%%

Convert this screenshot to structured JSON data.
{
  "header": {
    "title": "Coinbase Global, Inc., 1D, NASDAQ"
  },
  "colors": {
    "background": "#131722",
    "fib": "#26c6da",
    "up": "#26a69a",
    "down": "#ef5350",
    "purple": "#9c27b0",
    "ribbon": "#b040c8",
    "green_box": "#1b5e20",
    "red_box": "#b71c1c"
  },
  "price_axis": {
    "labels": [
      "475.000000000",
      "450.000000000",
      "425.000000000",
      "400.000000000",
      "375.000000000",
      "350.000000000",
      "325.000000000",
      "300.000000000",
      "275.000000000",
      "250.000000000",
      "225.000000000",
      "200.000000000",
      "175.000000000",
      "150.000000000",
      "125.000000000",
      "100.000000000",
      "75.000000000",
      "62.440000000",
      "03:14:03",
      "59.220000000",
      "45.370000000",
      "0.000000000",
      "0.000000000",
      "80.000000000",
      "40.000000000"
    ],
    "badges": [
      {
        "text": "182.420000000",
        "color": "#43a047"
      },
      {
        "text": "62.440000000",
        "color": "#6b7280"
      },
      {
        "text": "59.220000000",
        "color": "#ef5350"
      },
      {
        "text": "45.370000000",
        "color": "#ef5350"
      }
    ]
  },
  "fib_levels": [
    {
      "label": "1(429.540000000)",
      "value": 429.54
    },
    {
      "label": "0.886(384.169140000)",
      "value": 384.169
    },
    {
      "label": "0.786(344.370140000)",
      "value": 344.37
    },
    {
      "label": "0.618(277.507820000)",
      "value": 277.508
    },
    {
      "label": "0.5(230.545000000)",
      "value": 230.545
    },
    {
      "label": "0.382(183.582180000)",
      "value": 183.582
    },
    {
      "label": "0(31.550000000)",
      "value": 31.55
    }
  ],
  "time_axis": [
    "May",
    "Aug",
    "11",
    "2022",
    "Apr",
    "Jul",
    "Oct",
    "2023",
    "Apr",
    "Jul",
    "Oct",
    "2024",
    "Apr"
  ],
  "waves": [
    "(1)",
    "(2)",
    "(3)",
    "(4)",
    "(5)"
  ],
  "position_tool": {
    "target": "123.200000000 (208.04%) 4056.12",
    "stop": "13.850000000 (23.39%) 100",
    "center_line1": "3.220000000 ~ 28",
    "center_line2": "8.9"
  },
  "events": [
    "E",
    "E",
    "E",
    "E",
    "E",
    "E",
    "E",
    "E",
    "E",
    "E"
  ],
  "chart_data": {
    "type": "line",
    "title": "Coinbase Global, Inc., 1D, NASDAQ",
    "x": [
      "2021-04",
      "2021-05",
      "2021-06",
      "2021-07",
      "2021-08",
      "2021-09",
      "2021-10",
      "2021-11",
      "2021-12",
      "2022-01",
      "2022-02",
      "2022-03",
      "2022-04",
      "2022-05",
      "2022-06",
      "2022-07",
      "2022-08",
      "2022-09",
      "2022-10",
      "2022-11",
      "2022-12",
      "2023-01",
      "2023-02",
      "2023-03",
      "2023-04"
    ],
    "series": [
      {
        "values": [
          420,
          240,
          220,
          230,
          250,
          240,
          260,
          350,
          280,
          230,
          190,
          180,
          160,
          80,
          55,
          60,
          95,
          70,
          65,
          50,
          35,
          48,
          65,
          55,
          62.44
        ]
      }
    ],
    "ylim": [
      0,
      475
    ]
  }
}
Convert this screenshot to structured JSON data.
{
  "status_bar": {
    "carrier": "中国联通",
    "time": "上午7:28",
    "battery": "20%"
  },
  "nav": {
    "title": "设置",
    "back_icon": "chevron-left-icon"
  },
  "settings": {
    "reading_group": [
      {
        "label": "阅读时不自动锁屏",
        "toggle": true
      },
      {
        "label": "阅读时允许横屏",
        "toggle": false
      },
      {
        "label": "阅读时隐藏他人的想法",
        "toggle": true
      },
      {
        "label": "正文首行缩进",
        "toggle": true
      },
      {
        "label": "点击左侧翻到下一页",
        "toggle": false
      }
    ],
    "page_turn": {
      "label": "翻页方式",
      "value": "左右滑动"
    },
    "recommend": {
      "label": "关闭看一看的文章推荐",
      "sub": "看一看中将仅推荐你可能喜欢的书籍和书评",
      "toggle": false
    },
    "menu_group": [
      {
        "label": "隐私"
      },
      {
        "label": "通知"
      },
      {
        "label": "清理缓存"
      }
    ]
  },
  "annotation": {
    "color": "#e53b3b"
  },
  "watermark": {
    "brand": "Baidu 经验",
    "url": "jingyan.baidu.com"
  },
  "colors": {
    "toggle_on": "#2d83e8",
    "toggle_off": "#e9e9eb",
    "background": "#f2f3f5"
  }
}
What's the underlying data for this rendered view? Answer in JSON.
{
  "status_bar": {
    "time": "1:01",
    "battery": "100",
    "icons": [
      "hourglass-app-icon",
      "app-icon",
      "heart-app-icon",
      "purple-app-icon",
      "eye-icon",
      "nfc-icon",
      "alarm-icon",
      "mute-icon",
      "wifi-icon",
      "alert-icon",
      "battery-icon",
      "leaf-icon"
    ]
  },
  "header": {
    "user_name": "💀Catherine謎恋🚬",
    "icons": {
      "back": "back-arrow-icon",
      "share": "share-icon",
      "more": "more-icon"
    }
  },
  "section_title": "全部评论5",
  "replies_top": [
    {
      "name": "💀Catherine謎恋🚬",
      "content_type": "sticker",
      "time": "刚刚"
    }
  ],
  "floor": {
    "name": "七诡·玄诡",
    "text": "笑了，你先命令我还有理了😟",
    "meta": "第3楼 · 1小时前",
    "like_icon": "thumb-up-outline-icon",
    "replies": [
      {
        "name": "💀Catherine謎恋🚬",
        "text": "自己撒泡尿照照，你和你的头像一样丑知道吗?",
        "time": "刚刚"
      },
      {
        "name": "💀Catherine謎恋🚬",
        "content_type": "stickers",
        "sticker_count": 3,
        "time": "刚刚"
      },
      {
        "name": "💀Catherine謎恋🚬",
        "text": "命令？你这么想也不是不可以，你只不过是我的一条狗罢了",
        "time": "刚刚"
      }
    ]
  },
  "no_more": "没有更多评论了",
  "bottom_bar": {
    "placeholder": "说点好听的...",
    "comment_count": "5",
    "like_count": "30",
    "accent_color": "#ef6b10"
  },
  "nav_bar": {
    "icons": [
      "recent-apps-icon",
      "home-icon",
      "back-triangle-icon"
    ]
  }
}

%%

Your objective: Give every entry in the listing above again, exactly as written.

Expected answer:
Convert this screenshot to structured JSON data.
{
  "header": {
    "title": "Coinbase Global, Inc., 1D, NASDAQ"
  },
  "colors": {
    "background": "#131722",
    "fib": "#26c6da",
    "up": "#26a69a",
    "down": "#ef5350",
    "purple": "#9c27b0",
    "ribbon": "#b040c8",
    "green_box": "#1b5e20",
    "red_box": "#b71c1c"
  },
  "price_axis": {
    "labels": [
      "475.000000000",
      "450.000000000",
      "425.000000000",
      "400.000000000",
      "375.000000000",
      "350.000000000",
      "325.000000000",
      "300.000000000",
      "275.000000000",
      "250.000000000",
      "225.000000000",
      "200.000000000",
      "175.000000000",
      "150.000000000",
      "125.000000000",
      "100.000000000",
      "75.000000000",
      "62.440000000",
      "03:14:03",
      "59.220000000",
      "45.370000000",
      "0.000000000",
      "0.000000000",
      "80.000000000",
      "40.000000000"
    ],
    "badges": [
      {
        "text": "182.420000000",
        "color": "#43a047"
      },
      {
        "text": "62.440000000",
        "color": "#6b7280"
      },
      {
        "text": "59.220000000",
        "color": "#ef5350"
      },
      {
        "text": "45.370000000",
        "color": "#ef5350"
      }
    ]
  },
  "fib_levels": [
    {
      "label": "1(429.540000000)",
      "value": 429.54
    },
    {
      "label": "0.886(384.169140000)",
      "value": 384.169
    },
    {
      "label": "0.786(344.370140000)",
      "value": 344.37
    },
    {
      "label": "0.618(277.507820000)",
      "value": 277.508
    },
    {
      "label": "0.5(230.545000000)",
      "value": 230.545
    },
    {
      "label": "0.382(183.582180000)",
      "value": 183.582
    },
    {
      "label": "0(31.550000000)",
      "value": 31.55
    }
  ],
  "time_axis": [
    "May",
    "Aug",
    "11",
    "2022",
    "Apr",
    "Jul",
    "Oct",
    "2023",
    "Apr",
    "Jul",
    "Oct",
    "2024",
    "Apr"
  ],
  "waves": [
    "(1)",
    "(2)",
    "(3)",
    "(4)",
    "(5)"
  ],
  "position_tool": {
    "target": "123.200000000 (208.04%) 4056.12",
    "stop": "13.850000000 (23.39%) 100",
    "center_line1": "3.220000000 ~ 28",
    "center_line2": "8.9"
  },
  "events": [
    "E",
    "E",
    "E",
    "E",
    "E",
    "E",
    "E",
    "E",
    "E",
    "E"
  ],
  "chart_data": {
    "type": "line",
    "title": "Coinbase Global, Inc., 1D, NASDAQ",
    "x": [
      "2021-04",
      "2021-05",
      "2021-06",
      "2021-07",
      "2021-08",
      "2021-09",
      "2021-10",
      "2021-11",
      "2021-12",
      "2022-01",
      "2022-02",
      "2022-03",
      "2022-04",
      "2022-05",
      "2022-06",
      "2022-07",
      "2022-08",
      "2022-09",
      "2022-10",
      "2022-11",
      "2022-12",
      "2023-01",
      "2023-02",
      "2023-03",
      "2023-04"
    ],
    "series": [
      {
        "values": [
          420,
          240,
          220,
          230,
          250,
          240,
          260,
          350,
          280,
          230,
          190,
          180,
          160,
          80,
          55,
          60,
          95,
          70,
          65,
          50,
          35,
          48,
          65,
          55,
          62.44
        ]
      }
    ],
    "ylim": [
      0,
      475
    ]
  }
}
Convert this screenshot to structured JSON data.
{
  "status_bar": {
    "carrier": "中国联通",
    "time": "上午7:28",
    "battery": "20%"
  },
  "nav": {
    "title": "设置",
    "back_icon": "chevron-left-icon"
  },
  "settings": {
    "reading_group": [
      {
        "label": "阅读时不自动锁屏",
        "toggle": true
      },
      {
        "label": "阅读时允许横屏",
        "toggle": false
      },
      {
        "label": "阅读时隐藏他人的想法",
        "toggle": true
      },
      {
        "label": "正文首行缩进",
        "toggle": true
      },
      {
        "label": "点击左侧翻到下一页",
        "toggle": false
      }
    ],
    "page_turn": {
      "label": "翻页方式",
      "value": "左右滑动"
    },
    "recommend": {
      "label": "关闭看一看的文章推荐",
      "sub": "看一看中将仅推荐你可能喜欢的书籍和书评",
      "toggle": false
    },
    "menu_group": [
      {
        "label": "隐私"
      },
      {
        "label": "通知"
      },
      {
        "label": "清理缓存"
      }
    ]
  },
  "annotation": {
    "color": "#e53b3b"
  },
  "watermark": {
    "brand": "Baidu 经验",
    "url": "jingyan.baidu.com"
  },
  "colors": {
    "toggle_on": "#2d83e8",
    "toggle_off": "#e9e9eb",
    "background": "#f2f3f5"
  }
}
What's the underlying data for this rendered view? Answer in JSON.
{
  "status_bar": {
    "time": "1:01",
    "battery": "100",
    "icons": [
      "hourglass-app-icon",
      "app-icon",
      "heart-app-icon",
      "purple-app-icon",
      "eye-icon",
      "nfc-icon",
      "alarm-icon",
      "mute-icon",
      "wifi-icon",
      "alert-icon",
      "battery-icon",
      "leaf-icon"
    ]
  },
  "header": {
    "user_name": "💀Catherine謎恋🚬",
    "icons": {
      "back": "back-arrow-icon",
      "share": "share-icon",
      "more": "more-icon"
    }
  },
  "section_title": "全部评论5",
  "replies_top": [
    {
      "name": "💀Catherine謎恋🚬",
      "content_type": "sticker",
      "time": "刚刚"
    }
  ],
  "floor": {
    "name": "七诡·玄诡",
    "text": "笑了，你先命令我还有理了😟",
    "meta": "第3楼 · 1小时前",
    "like_icon": "thumb-up-outline-icon",
    "replies": [
      {
        "name": "💀Catherine謎恋🚬",
        "text": "自己撒泡尿照照，你和你的头像一样丑知道吗?",
        "time": "刚刚"
      },
      {
        "name": "💀Catherine謎恋🚬",
        "content_type": "stickers",
        "sticker_count": 3,
        "time": "刚刚"
      },
      {
        "name": "💀Catherine謎恋🚬",
        "text": "命令？你这么想也不是不可以，你只不过是我的一条狗罢了",
        "time": "刚刚"
      }
    ]
  },
  "no_more": "没有更多评论了",
  "bottom_bar": {
    "placeholder": "说点好听的...",
    "comment_count": "5",
    "like_count": "30",
    "accent_color": "#ef6b10"
  },
  "nav_bar": {
    "icons": [
      "recent-apps-icon",
      "home-icon",
      "back-triangle-icon"
    ]
  }
}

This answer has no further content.